18 JANUARY 1975, Page 1

The false case against the Market

It is rapidly becoming apparent that the principal argument of the pro-Marketeers in the forthcoming referendum on British membership of the EEC will be the supposed dreadful cost of withdrawal. At the same time, those who want us to stay in will seek to blur the issue of our loss 'of parliamentary sovereignty by suggesting that the nature of today's world is such that everybody must lose some sovereignty and that, in any event, we less lose sovereignty than share it under EEC arrangements. Both of these falsehoods must be scotched early in the argument; and they must be scotched particularly as they concern economics.

If Britain were to withdraw from the EEC tomorrow it would not follow that we cease to trade with the continental powers. The Treaty of Brussels gave each of the signatory powers vastly more opportunity than existed before to penetrate one another's markets, and of that opportunity it was perfectly understandable that the stronger took most advantage. As we argued before entry, the economic centre of such a grouping as Mr Heath and his friends created was bound to shift towards the middle, towards Germany. Exit from the Community would not necessarily reverse that process, but it could halt it. But there would be no bills to pay, no, so to speak, hotel account to settle, no cheques to sign, at the moment of our exit. Nor would Germany or France, or any other of our European partners, cease to want to trade with us, nor us with them, Indeed, because the average British citizen is a more eager consumer of a greater variety of goods than his continental neighbour — British high streets form one of the most active markets in the world — our neighbours might well be more rather than less anxious to do business with us. Moreover, our own trade with Europe was expanding more rapidly before we entered the EEC than it has done since entry, and our drive for European markets has, because of the poor terms of the Treaty of Brussels, weakened rather than strengthened since entry. Such expansion of British exports which has been achieved has occurred in markets other than the European, and that is a fact which must not be lost sight of.
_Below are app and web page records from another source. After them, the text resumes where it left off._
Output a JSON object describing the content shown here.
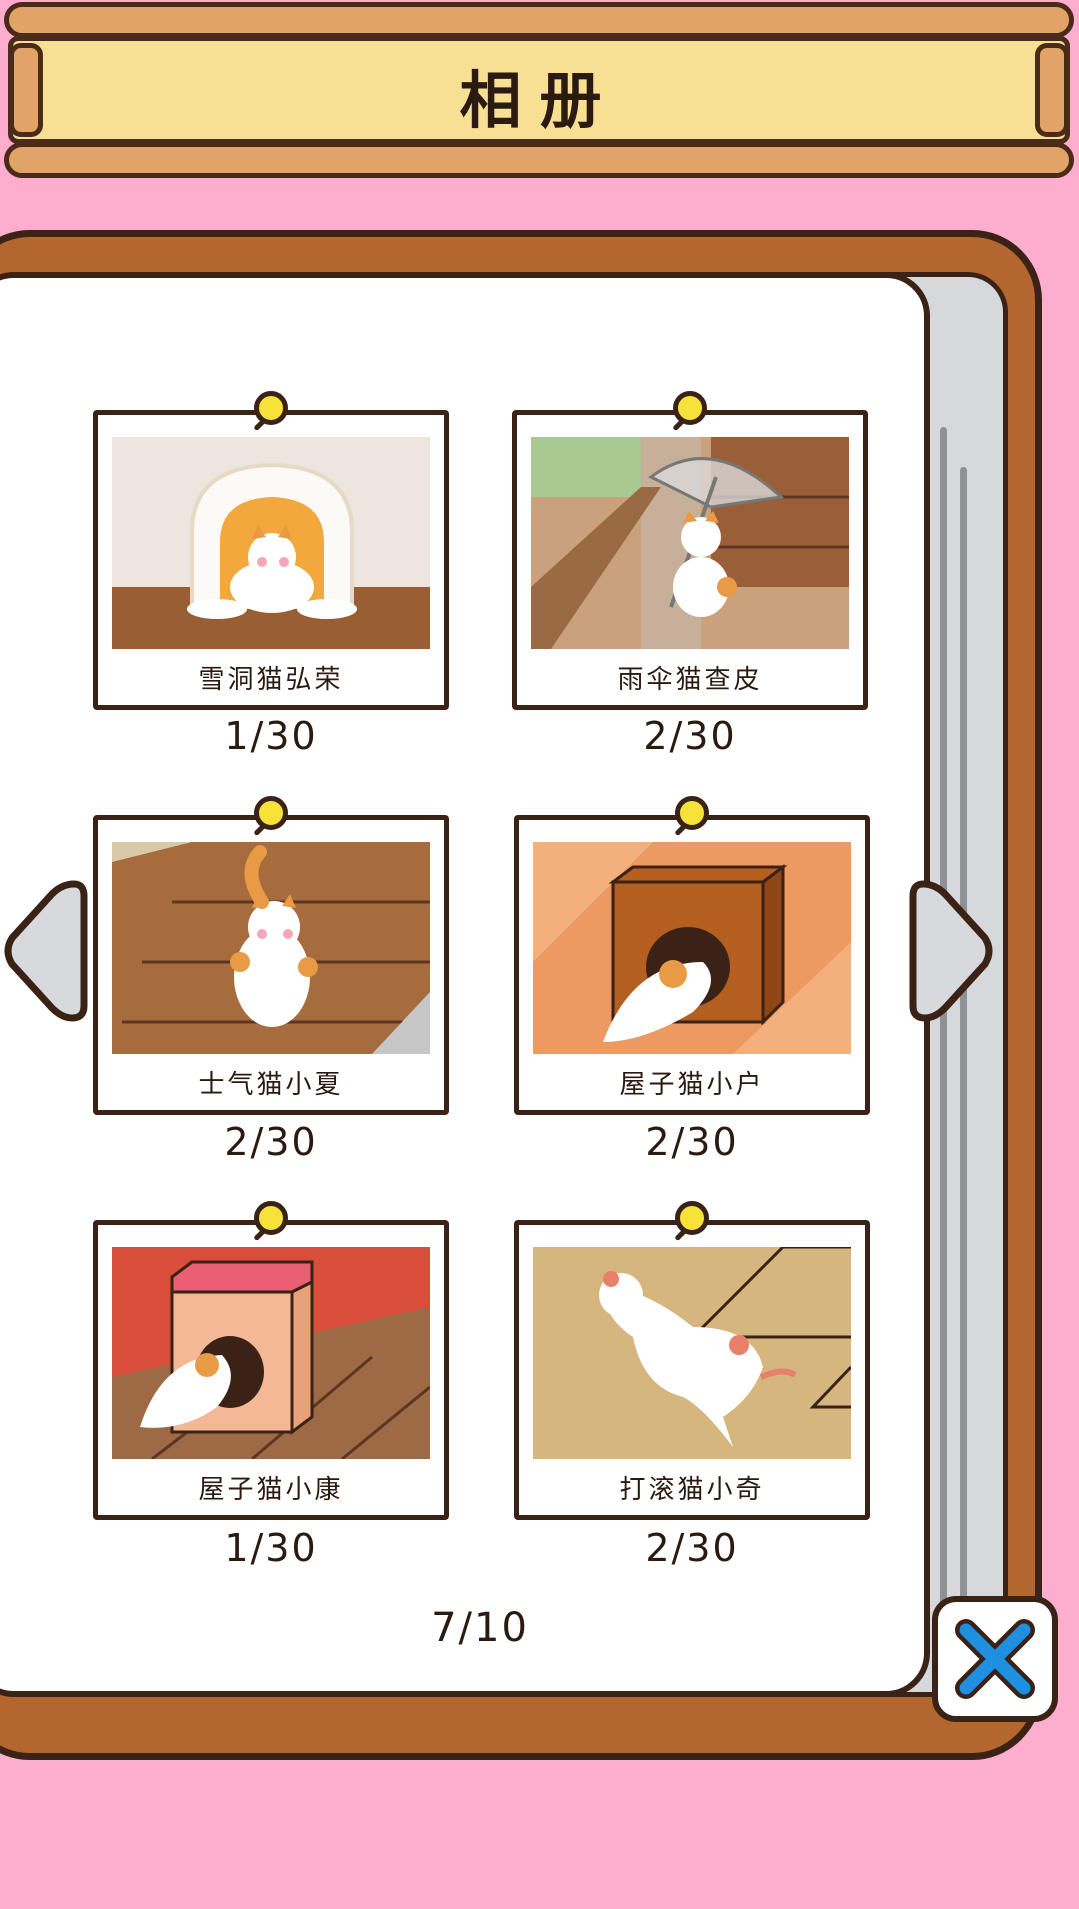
{
  "header": {
    "title": "相册"
  },
  "album": {
    "cards": [
      {
        "name": "雪洞猫弘荣",
        "count": "1/30",
        "scene": "snow-cave"
      },
      {
        "name": "雨伞猫查皮",
        "count": "2/30",
        "scene": "umbrella"
      },
      {
        "name": "士气猫小夏",
        "count": "2/30",
        "scene": "floor-standing"
      },
      {
        "name": "屋子猫小户",
        "count": "2/30",
        "scene": "wooden-box"
      },
      {
        "name": "屋子猫小康",
        "count": "1/30",
        "scene": "pink-box"
      },
      {
        "name": "打滚猫小奇",
        "count": "2/30",
        "scene": "rolling"
      }
    ],
    "pager": "7/10"
  },
  "icons": {
    "prev": "chevron-left-icon",
    "next": "chevron-right-icon",
    "close": "close-icon"
  },
  "colors": {
    "background": "#fdaecf",
    "frame": "#b3662d",
    "plaque": "#f7df94",
    "pin": "#f7e23a",
    "close_x": "#1f8fe0"
  }
}
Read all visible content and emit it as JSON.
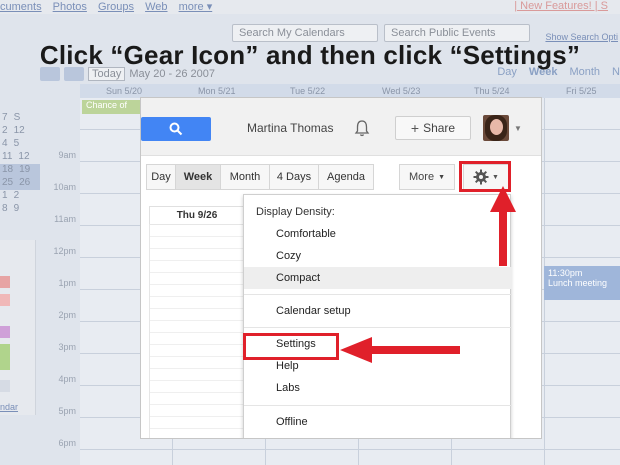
{
  "background": {
    "top_links": [
      "cuments",
      "Photos",
      "Groups",
      "Web",
      "more ▾"
    ],
    "top_right": "| New Features! | S",
    "search_my": "Search My Calendars",
    "search_public": "Search Public Events",
    "show_search": "Show Search Opti",
    "today": "Today",
    "date_range": "May 20 - 26 2007",
    "views": [
      "Day",
      "Week",
      "Month",
      "N"
    ],
    "days": [
      "Sun 5/20",
      "Mon 5/21",
      "Tue 5/22",
      "Wed 5/23",
      "Thu 5/24",
      "Fri 5/25"
    ],
    "times": [
      "9am",
      "10am",
      "11am",
      "12pm",
      "1pm",
      "2pm",
      "3pm",
      "4pm",
      "5pm",
      "6pm"
    ],
    "mini_rows": [
      [
        "7",
        "S"
      ],
      [
        "2",
        "12"
      ],
      [
        "4",
        "5"
      ],
      [
        "11",
        "12"
      ],
      [
        "18",
        "19"
      ],
      [
        "25",
        "26"
      ],
      [
        "1",
        "2"
      ],
      [
        "8",
        "9"
      ]
    ],
    "chance": "Chance of",
    "lunch_time": "11:30pm",
    "lunch_title": "Lunch meeting",
    "sidebar_link": "ndar",
    "swatch_colors": [
      "#e7a4a4",
      "#f0b8b8",
      "#cfa0d8",
      "#b0d48c",
      "#d6dbe4"
    ]
  },
  "title": "Click “Gear Icon” and then click “Settings”",
  "panel": {
    "user_name": "Martina Thomas",
    "share_label": "Share",
    "views": [
      "Day",
      "Week",
      "Month",
      "4 Days",
      "Agenda"
    ],
    "active_view": "Week",
    "more_label": "More",
    "day_header": "Thu 9/26",
    "menu": {
      "density_header": "Display Density:",
      "items": [
        "Comfortable",
        "Cozy",
        "Compact",
        "Calendar setup",
        "Settings",
        "Help",
        "Labs",
        "Offline"
      ],
      "selected": "Compact"
    }
  },
  "colors": {
    "highlight": "#e0202a",
    "search_blue": "#4285f4"
  }
}
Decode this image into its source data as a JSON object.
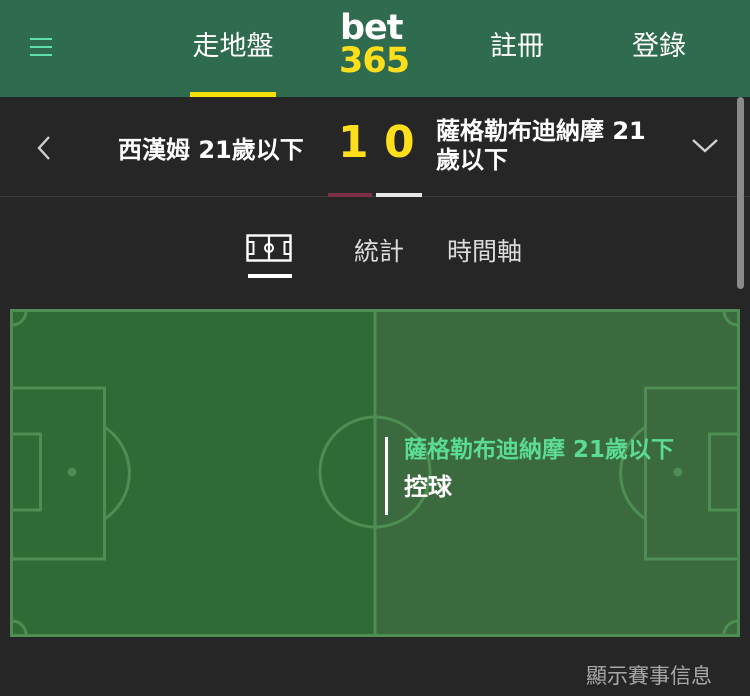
{
  "nav": {
    "live_label": "走地盤",
    "register_label": "註冊",
    "login_label": "登錄",
    "logo_top": "bet",
    "logo_bottom": "365",
    "accent": "#f6e10a",
    "bg": "#2f6b4f"
  },
  "match": {
    "home_team": "西漢姆 21歲以下",
    "away_team": "薩格勒布迪納摩 21歲以下",
    "home_score": "1",
    "away_score": "0",
    "home_color": "#7a3143",
    "away_color": "#e8e8e8"
  },
  "tabs": {
    "pitch_icon": "pitch-icon",
    "stats_label": "統計",
    "timeline_label": "時間軸"
  },
  "pitch": {
    "possession_team": "薩格勒布迪納摩 21歲以下",
    "possession_action": "控球"
  },
  "footer": {
    "match_info_label": "顯示賽事信息"
  }
}
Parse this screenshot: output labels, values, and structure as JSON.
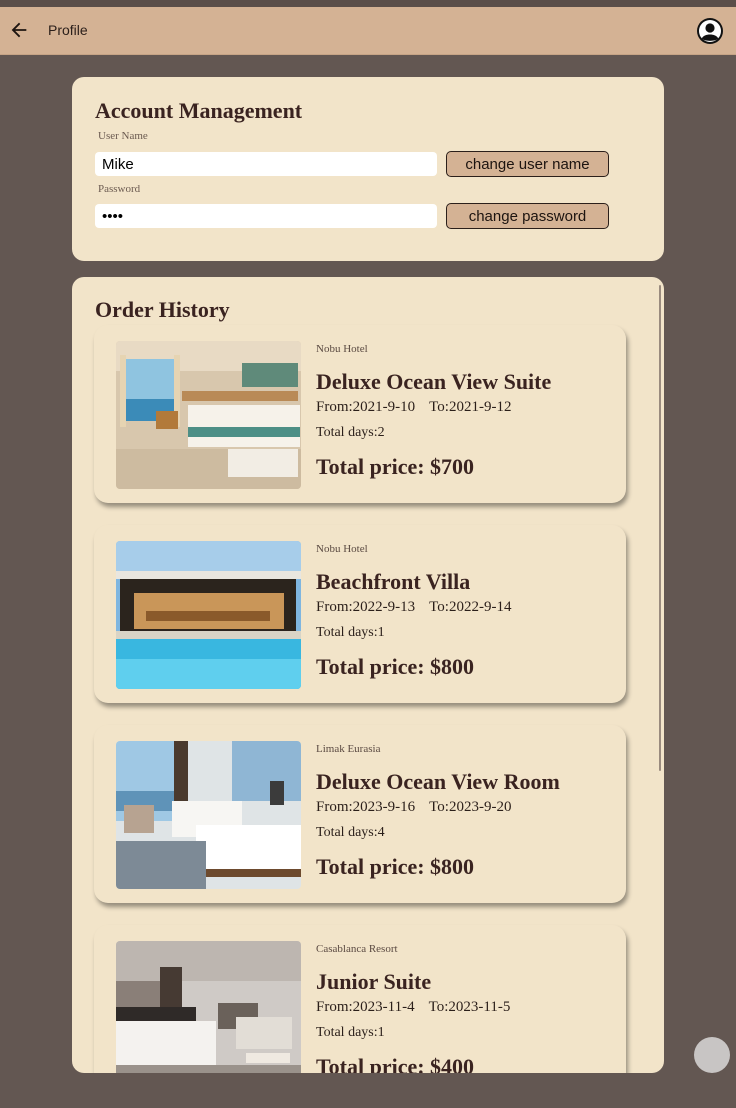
{
  "appbar": {
    "title": "Profile"
  },
  "account": {
    "title": "Account Management",
    "username_label": "User Name",
    "username_value": "Mike",
    "change_username_label": "change user name",
    "password_label": "Password",
    "password_value": "abcd",
    "change_password_label": "change password"
  },
  "history": {
    "title": "Order History",
    "orders": [
      {
        "hotel": "Nobu Hotel",
        "room": "Deluxe Ocean View Suite",
        "from": "From:2021-9-10",
        "to": "To:2021-9-12",
        "days": "Total days:2",
        "price": "Total price: $700"
      },
      {
        "hotel": "Nobu Hotel",
        "room": "Beachfront Villa",
        "from": "From:2022-9-13",
        "to": "To:2022-9-14",
        "days": "Total days:1",
        "price": "Total price: $800"
      },
      {
        "hotel": "Limak Eurasia",
        "room": "Deluxe Ocean View Room",
        "from": "From:2023-9-16",
        "to": "To:2023-9-20",
        "days": "Total days:4",
        "price": "Total price: $800"
      },
      {
        "hotel": "Casablanca Resort",
        "room": "Junior Suite",
        "from": "From:2023-11-4",
        "to": "To:2023-11-5",
        "days": "Total days:1",
        "price": "Total price: $400"
      }
    ]
  },
  "colors": {
    "background": "#635752",
    "appbar": "#d4b294",
    "card": "#f2e4c9",
    "button": "#d4b294",
    "heading": "#3a2320"
  },
  "icons": {
    "back": "arrow-left-icon",
    "avatar": "user-avatar-icon"
  }
}
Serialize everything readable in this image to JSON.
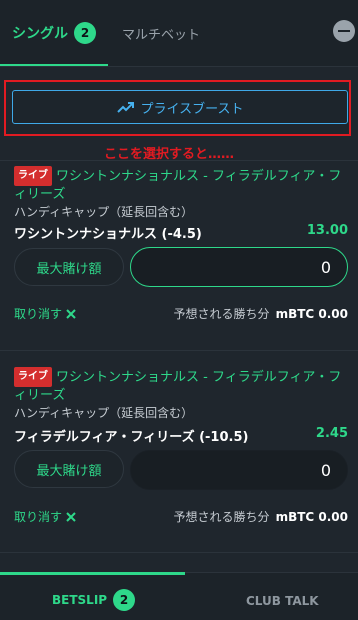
{
  "tabs": {
    "single_label": "シングル",
    "single_count": "2",
    "multi_label": "マルチベット"
  },
  "price_boost": {
    "label": "プライスブースト",
    "icon": "trending-up-icon"
  },
  "annotation": "ここを選択すると……",
  "bets": [
    {
      "live_label": "ライブ",
      "event": "ワシントンナショナルス - フィラデルフィア・フィリーズ",
      "market": "ハンディキャップ（延長回含む）",
      "selection": "ワシントンナショナルス (-4.5)",
      "odds": "13.00",
      "max_bet_label": "最大賭け額",
      "stake_value": "0",
      "cancel_label": "取り消す",
      "winnings_label": "予想される勝ち分",
      "winnings_value": "mBTC 0.00"
    },
    {
      "live_label": "ライブ",
      "event": "ワシントンナショナルス - フィラデルフィア・フィリーズ",
      "market": "ハンディキャップ（延長回含む）",
      "selection": "フィラデルフィア・フィリーズ (-10.5)",
      "odds": "2.45",
      "max_bet_label": "最大賭け額",
      "stake_value": "0",
      "cancel_label": "取り消す",
      "winnings_label": "予想される勝ち分",
      "winnings_value": "mBTC 0.00"
    }
  ],
  "bottom_tabs": {
    "betslip_label": "BETSLIP",
    "betslip_count": "2",
    "club_talk_label": "CLUB TALK"
  },
  "colors": {
    "accent_green": "#2ed88a",
    "highlight_red": "#e11b22",
    "boost_blue": "#46b1ef",
    "background": "#1f262d"
  }
}
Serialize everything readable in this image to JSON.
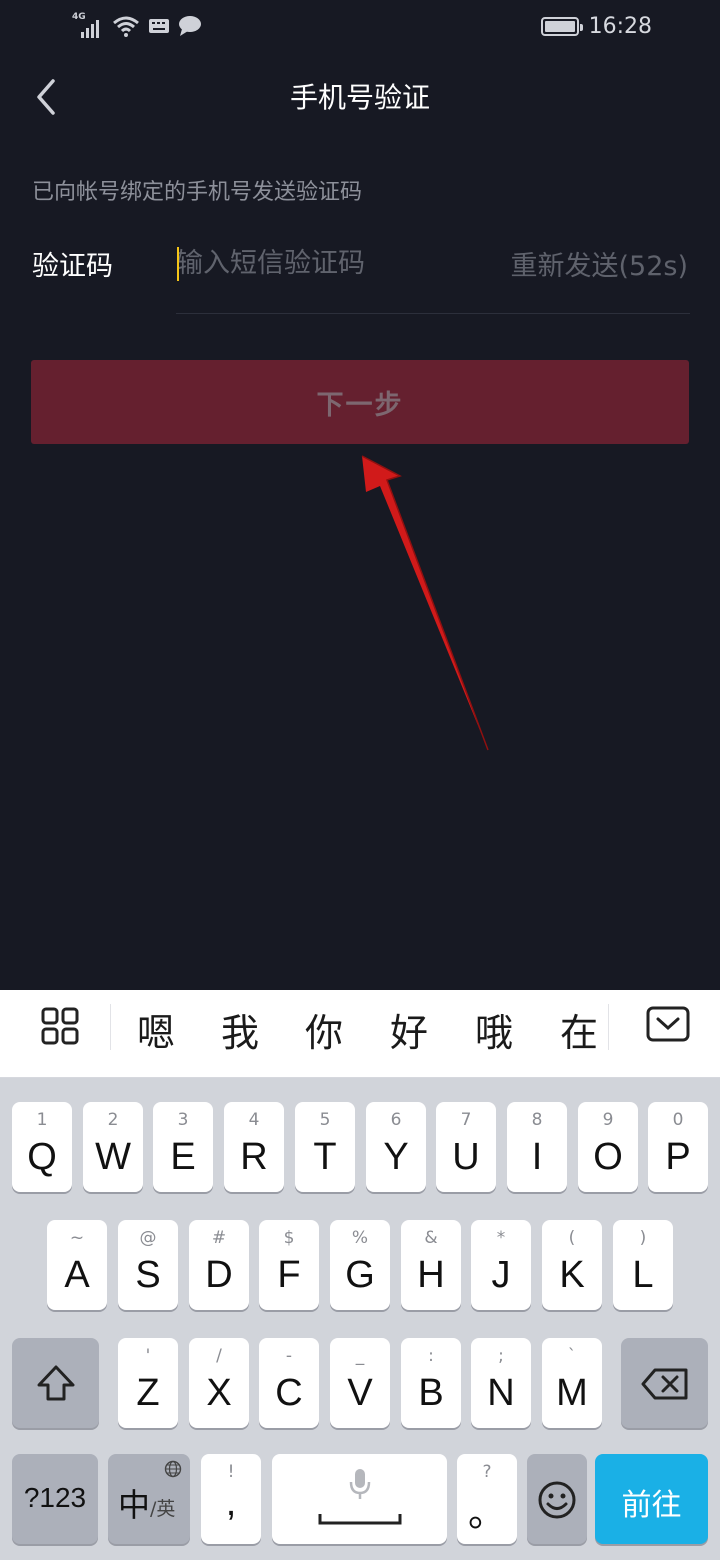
{
  "status_bar": {
    "network": "4G",
    "time": "16:28"
  },
  "header": {
    "title": "手机号验证"
  },
  "form": {
    "hint": "已向帐号绑定的手机号发送验证码",
    "code_label": "验证码",
    "code_placeholder": "输入短信验证码",
    "code_value": "",
    "resend_label": "重新发送(52s)",
    "next_label": "下一步"
  },
  "colors": {
    "background": "#171923",
    "next_button": "#65202f",
    "annotation_arrow": "#d11a1a",
    "cursor": "#f5c518",
    "go_key": "#1ab0e6"
  },
  "candidates": [
    "嗯",
    "我",
    "你",
    "好",
    "哦",
    "在"
  ],
  "keyboard": {
    "row1": [
      {
        "sub": "1",
        "main": "Q"
      },
      {
        "sub": "2",
        "main": "W"
      },
      {
        "sub": "3",
        "main": "E"
      },
      {
        "sub": "4",
        "main": "R"
      },
      {
        "sub": "5",
        "main": "T"
      },
      {
        "sub": "6",
        "main": "Y"
      },
      {
        "sub": "7",
        "main": "U"
      },
      {
        "sub": "8",
        "main": "I"
      },
      {
        "sub": "9",
        "main": "O"
      },
      {
        "sub": "0",
        "main": "P"
      }
    ],
    "row2": [
      {
        "sub": "~",
        "main": "A"
      },
      {
        "sub": "@",
        "main": "S"
      },
      {
        "sub": "#",
        "main": "D"
      },
      {
        "sub": "$",
        "main": "F"
      },
      {
        "sub": "%",
        "main": "G"
      },
      {
        "sub": "&",
        "main": "H"
      },
      {
        "sub": "*",
        "main": "J"
      },
      {
        "sub": "(",
        "main": "K"
      },
      {
        "sub": ")",
        "main": "L"
      }
    ],
    "row3": [
      {
        "sub": "'",
        "main": "Z"
      },
      {
        "sub": "/",
        "main": "X"
      },
      {
        "sub": "-",
        "main": "C"
      },
      {
        "sub": "_",
        "main": "V"
      },
      {
        "sub": ":",
        "main": "B"
      },
      {
        "sub": ";",
        "main": "N"
      },
      {
        "sub": "`",
        "main": "M"
      }
    ],
    "num_switch": "?123",
    "lang_main": "中",
    "lang_alt": "/英",
    "comma_sub": "!",
    "comma_main": ",",
    "period_sub": "?",
    "period_main": "。",
    "go_label": "前往"
  },
  "icons": {
    "back": "chevron-left-icon",
    "shift": "shift-icon",
    "backspace": "backspace-icon",
    "mic": "microphone-icon",
    "emoji": "emoji-icon",
    "globe": "globe-icon",
    "grid": "grid-icon",
    "collapse": "keyboard-collapse-icon"
  }
}
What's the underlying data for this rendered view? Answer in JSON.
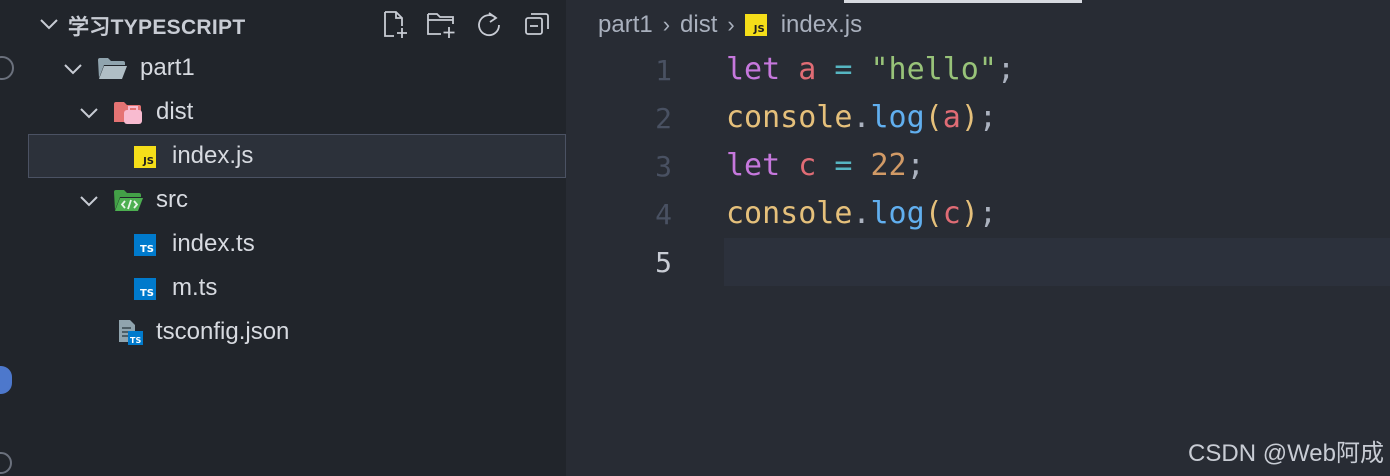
{
  "explorer": {
    "title": "学习TYPESCRIPT",
    "actions": [
      "new-file-icon",
      "new-folder-icon",
      "refresh-icon",
      "collapse-all-icon"
    ]
  },
  "tree": {
    "part1": "part1",
    "dist": "dist",
    "dist_index": "index.js",
    "src": "src",
    "src_index": "index.ts",
    "src_m": "m.ts",
    "tsconfig": "tsconfig.json",
    "js_badge": "JS",
    "ts_badge": "TS"
  },
  "breadcrumb": {
    "part1": "part1",
    "dist": "dist",
    "file": "index.js",
    "separator": "›"
  },
  "editor": {
    "line_numbers": [
      "1",
      "2",
      "3",
      "4",
      "5"
    ],
    "active_line": 5,
    "lines": [
      [
        {
          "t": "let",
          "c": "kw"
        },
        {
          "t": " ",
          "c": "punc"
        },
        {
          "t": "a",
          "c": "var"
        },
        {
          "t": " ",
          "c": "punc"
        },
        {
          "t": "=",
          "c": "op"
        },
        {
          "t": " ",
          "c": "punc"
        },
        {
          "t": "\"hello\"",
          "c": "str"
        },
        {
          "t": ";",
          "c": "punc"
        }
      ],
      [
        {
          "t": "console",
          "c": "obj"
        },
        {
          "t": ".",
          "c": "punc"
        },
        {
          "t": "log",
          "c": "fn"
        },
        {
          "t": "(",
          "c": "obj"
        },
        {
          "t": "a",
          "c": "var"
        },
        {
          "t": ")",
          "c": "obj"
        },
        {
          "t": ";",
          "c": "punc"
        }
      ],
      [
        {
          "t": "let",
          "c": "kw"
        },
        {
          "t": " ",
          "c": "punc"
        },
        {
          "t": "c",
          "c": "var"
        },
        {
          "t": " ",
          "c": "punc"
        },
        {
          "t": "=",
          "c": "op"
        },
        {
          "t": " ",
          "c": "punc"
        },
        {
          "t": "22",
          "c": "num"
        },
        {
          "t": ";",
          "c": "punc"
        }
      ],
      [
        {
          "t": "console",
          "c": "obj"
        },
        {
          "t": ".",
          "c": "punc"
        },
        {
          "t": "log",
          "c": "fn"
        },
        {
          "t": "(",
          "c": "obj"
        },
        {
          "t": "c",
          "c": "var"
        },
        {
          "t": ")",
          "c": "obj"
        },
        {
          "t": ";",
          "c": "punc"
        }
      ],
      []
    ]
  },
  "watermark": "CSDN @Web阿成",
  "colors": {
    "background": "#282c34",
    "sidebar": "#21252b",
    "keyword": "#c678dd",
    "variable": "#e06c75",
    "string": "#98c379",
    "number": "#d19a66",
    "function": "#61afef",
    "object": "#e5c07b",
    "operator": "#56b6c2"
  }
}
Britain must trade to live. But, as a trading nation we have had, for most of this century, a weakening industrial base. Most of the international agreements of an economic character into which we have entered have reduced rather than strengthened our economic power, and they have tended to deprive our governments of a whole range of economic weapons, from protection to intelligent subsidy, which are needed in the business of giving this country the best opportunity of economic survival in a hostile international environment. Once enmeshed in the great bureaucratic web of the EEC, with increasing numbers of quite frequently pettifogging regulations passing into British law without even the most cursory scrutiny by Parliament, the number and nature of the options available to British governments become steadily reduced. It is in this very material sense that our sovereignty has begun to vanish most certainly.

It is less the cost of leaving the EEC that ought to preoccupy us than the cost of staying in it. Few would doubt that Great Britain is in very serious trouble, economically and spiritually. The major question to be settled later this year is whether she is still willing to make the kind of effort that is needed to save herself, or whether she is determined to lie back and allow her future to be determined by the driftings of others. There is no mechanistic formula by Which Britain may recover health and prosperity, whether inside the Market or out of it. Once, however, we grasp the fact that membership of the EEC is not merely a costly affair in itself, but materially reduces our capacity to take the kind of decision we need to save ourselves, we will realise that it is not just meaningless but dangerous to attempt to create fear in the hearts of our people by raising the spectre of the non-existent cost of exit.